Credit: George Danby

In cities and towns across Maine, school and office closures have forced hundreds of thousands of students and workers to stay home and move their daily lives online. Doctors across the state have been given new leeway to consult with patients over FaceTime, Skype or Zoom. Broadband access has become a lifeline during this public health crisis.

But for rural Mainers whose communities still don’t have access to high-speed broadband, telecommuting, remote learning and telehealth aren’t easy options. These unserved communities have been at a disadvantage for years, but the consequences of this rural broadband gap are even more dire during this stay-at-home order.
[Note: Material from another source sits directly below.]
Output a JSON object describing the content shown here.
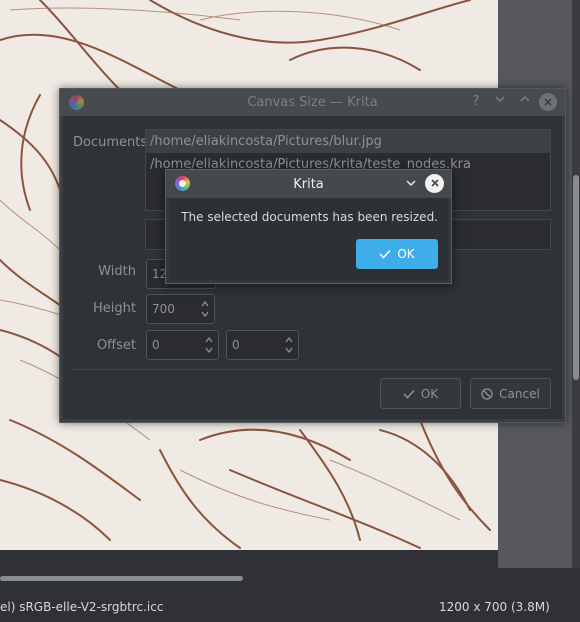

Congress has scrambled to pass massive, bipartisan emergency bills over the past few weeks to address the pandemic and the resulting economic crisis. But the federal government also needs to recognize the urgency of expanding access to broadband to every corner of rural America. Funding for rural broadband expansion — along with some smart reforms to ensure we achieve this goal as quickly as possible — must be included in the next round of stimulus legislation.

I served in Congress during our country’s last economic crisis, brought on by the financial system’s collapse in 2008. We responded with the American Recovery and Reinvestment Act, a landmark economic stimulus bill with more than $7 billion in funding, which included broadband infrastructure projects.

Here in Maine, the broadband funding secured through those stimulus programs proved transformational. I was proud to help secure more than $25 million in federal stimulus funding, which paired with investment from the private sector helped build the 1,100-mile long “ Three Ring Binder” network across rural Maine, which was completed in 2012.

While nearly $2 trillion in private investment from broadband providers, along with billions in public subsidies, has brought world-class broadband service to 95 percent of homes across the country, our rural broadband challenge is far from met. Connect Maine, our state broadband authority, estimates that more than 80,000 addresses across our state still aren’t served by high-speed broadband networks. That leaves too many workers unable to telecommute, students unable to remotely keep up with their classwork and veterans unable to access the VA’s increasingly popular telehealth services, which were used by more than 900,000 veterans across the country last year.

While federal broadband programs are critical to tackling this challenge, we owe rural Americans — and all taxpayers, for that matter — an honest conversation about where these programs have fallen short of their goals. And we need to take the lessons we’ve learned over the past 11 years to make sure the next round of federal broadband projects is more effective and more efficient, so rural homes and businesses get connected as quickly as possible.

Here are a few ideas on where to start:

First, we can’t let special interests hijack these federal broadband programs to steer all the funding toward their preferred solutions. Some lobbyists will insist wireless hotspots are the best emergency solution for families without home broadband. Other voices will argue municipal-owned networks are best, or that unused TV “white space” frequencies are the silver bullet. I’ve had a front-row seat to how the sausage gets made in these bills — there’s always a long line of lobbyists and professional advocacy groups trying to tilt the fine print in their own direction.

But rules that restrict who can help solve the problem don’t actually help solve the problem.

It’s not the government’s job to put its thumb on the scale for any particular company or industry — instead, we need to let everyone onto the field to help solve this urgent challenge as quickly as possible. Connecting every rural Mainer to broadband will require an “all of the above” solution.

Second, we need to improve oversight and accountability. While Maine’s experience with broadband stimulus included big success stories, too many communities elsewhere in the country had more frustrating experiences with those programs and more than 40 percent of the broadband programs initially approved by the U.S. Department of Agriculture’s Rural Utility Service never got started at all. Better safeguards and more transparency can ensure we avoid repeating those mistakes.

Third, we need to cut red tape to ensure that federally funded broadband projects get started — and get finished — as quickly as possible. For example, Congress could streamline the building process by creating a single set of nationwide rules and rates to govern how broadband providers can string their cable on utility poles in rural areas. That’s a much faster approach than requiring providers to negotiate pole-by-pole for every new project.

Connecting every home, business and farm in rural Maine is a big challenge. But it’s a challenge we can solve, if Congress commits to giving us the resources needed to get the job done.

Mike Michaud served as the U.S. Representative for Maine’s 2nd Congressional District from 2003 to 2015.